====== TASK INPUTS ======

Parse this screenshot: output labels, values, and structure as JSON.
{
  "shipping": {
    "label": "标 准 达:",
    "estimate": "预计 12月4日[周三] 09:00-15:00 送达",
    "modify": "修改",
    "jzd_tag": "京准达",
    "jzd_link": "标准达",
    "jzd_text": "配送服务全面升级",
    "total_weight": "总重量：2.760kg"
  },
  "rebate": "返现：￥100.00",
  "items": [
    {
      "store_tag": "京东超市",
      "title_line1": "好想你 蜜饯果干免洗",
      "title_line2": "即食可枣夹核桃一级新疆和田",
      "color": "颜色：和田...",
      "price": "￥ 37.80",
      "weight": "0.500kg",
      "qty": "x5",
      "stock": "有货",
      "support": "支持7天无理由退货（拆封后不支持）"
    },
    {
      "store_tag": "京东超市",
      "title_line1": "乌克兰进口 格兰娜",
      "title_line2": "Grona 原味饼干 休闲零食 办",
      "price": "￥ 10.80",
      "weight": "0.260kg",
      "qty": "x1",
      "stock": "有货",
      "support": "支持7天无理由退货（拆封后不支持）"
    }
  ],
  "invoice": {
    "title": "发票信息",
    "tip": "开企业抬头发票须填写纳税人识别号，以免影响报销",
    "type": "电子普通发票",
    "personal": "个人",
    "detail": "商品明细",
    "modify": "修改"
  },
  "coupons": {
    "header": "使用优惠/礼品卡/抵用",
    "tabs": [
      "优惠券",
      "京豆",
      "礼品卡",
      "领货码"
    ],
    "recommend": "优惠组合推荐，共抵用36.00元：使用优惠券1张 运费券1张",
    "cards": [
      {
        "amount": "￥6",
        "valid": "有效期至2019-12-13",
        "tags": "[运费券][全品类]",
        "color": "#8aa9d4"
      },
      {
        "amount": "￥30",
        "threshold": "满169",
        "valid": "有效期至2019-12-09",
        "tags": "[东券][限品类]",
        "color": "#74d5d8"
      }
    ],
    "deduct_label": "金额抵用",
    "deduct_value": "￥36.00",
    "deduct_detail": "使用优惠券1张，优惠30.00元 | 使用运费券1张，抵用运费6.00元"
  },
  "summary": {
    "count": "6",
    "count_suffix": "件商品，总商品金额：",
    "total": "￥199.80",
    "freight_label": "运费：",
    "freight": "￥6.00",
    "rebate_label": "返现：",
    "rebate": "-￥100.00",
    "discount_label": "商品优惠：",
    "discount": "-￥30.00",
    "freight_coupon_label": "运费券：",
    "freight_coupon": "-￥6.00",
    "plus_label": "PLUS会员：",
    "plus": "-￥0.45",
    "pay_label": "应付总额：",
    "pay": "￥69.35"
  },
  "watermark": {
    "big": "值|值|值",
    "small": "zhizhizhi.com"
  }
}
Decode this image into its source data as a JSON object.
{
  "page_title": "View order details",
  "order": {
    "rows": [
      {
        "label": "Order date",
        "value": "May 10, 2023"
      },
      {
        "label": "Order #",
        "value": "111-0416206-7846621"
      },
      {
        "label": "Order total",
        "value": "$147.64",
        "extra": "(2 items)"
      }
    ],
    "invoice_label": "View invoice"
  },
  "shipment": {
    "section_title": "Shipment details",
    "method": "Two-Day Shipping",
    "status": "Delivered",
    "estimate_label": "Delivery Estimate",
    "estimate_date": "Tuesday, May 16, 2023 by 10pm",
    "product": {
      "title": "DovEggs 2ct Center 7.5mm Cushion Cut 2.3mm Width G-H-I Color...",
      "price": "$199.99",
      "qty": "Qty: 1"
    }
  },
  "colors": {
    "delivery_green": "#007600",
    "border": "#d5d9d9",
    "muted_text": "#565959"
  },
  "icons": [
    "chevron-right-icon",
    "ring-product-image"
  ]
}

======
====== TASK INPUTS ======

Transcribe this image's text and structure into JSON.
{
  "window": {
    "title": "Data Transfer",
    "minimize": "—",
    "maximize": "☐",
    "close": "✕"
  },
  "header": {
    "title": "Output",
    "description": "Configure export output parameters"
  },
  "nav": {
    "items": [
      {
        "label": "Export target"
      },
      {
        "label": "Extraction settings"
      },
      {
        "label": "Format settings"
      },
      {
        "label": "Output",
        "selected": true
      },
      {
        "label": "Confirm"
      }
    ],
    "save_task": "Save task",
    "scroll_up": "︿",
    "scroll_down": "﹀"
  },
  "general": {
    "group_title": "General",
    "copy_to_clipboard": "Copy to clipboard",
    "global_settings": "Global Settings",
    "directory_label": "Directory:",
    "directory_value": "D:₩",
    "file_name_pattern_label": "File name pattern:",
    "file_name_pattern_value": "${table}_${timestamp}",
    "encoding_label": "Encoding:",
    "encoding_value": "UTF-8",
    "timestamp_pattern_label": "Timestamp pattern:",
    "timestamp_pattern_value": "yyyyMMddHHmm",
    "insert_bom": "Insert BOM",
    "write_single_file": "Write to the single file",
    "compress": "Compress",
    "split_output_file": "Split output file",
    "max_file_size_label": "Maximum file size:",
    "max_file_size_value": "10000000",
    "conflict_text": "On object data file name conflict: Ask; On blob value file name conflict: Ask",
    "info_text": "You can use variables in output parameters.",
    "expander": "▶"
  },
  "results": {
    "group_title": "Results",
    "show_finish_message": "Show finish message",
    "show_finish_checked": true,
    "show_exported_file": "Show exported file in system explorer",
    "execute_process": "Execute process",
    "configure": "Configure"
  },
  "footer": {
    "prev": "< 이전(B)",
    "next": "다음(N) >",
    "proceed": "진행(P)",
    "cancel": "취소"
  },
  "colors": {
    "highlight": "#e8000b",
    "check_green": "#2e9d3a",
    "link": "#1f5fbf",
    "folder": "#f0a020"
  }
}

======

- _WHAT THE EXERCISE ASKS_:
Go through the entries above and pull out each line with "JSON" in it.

- _SOLUTION TO THIS EXERCISE_:
Parse this screenshot: output labels, values, and structure as JSON.
Decode this image into its source data as a JSON object.
Transcribe this image's text and structure into JSON.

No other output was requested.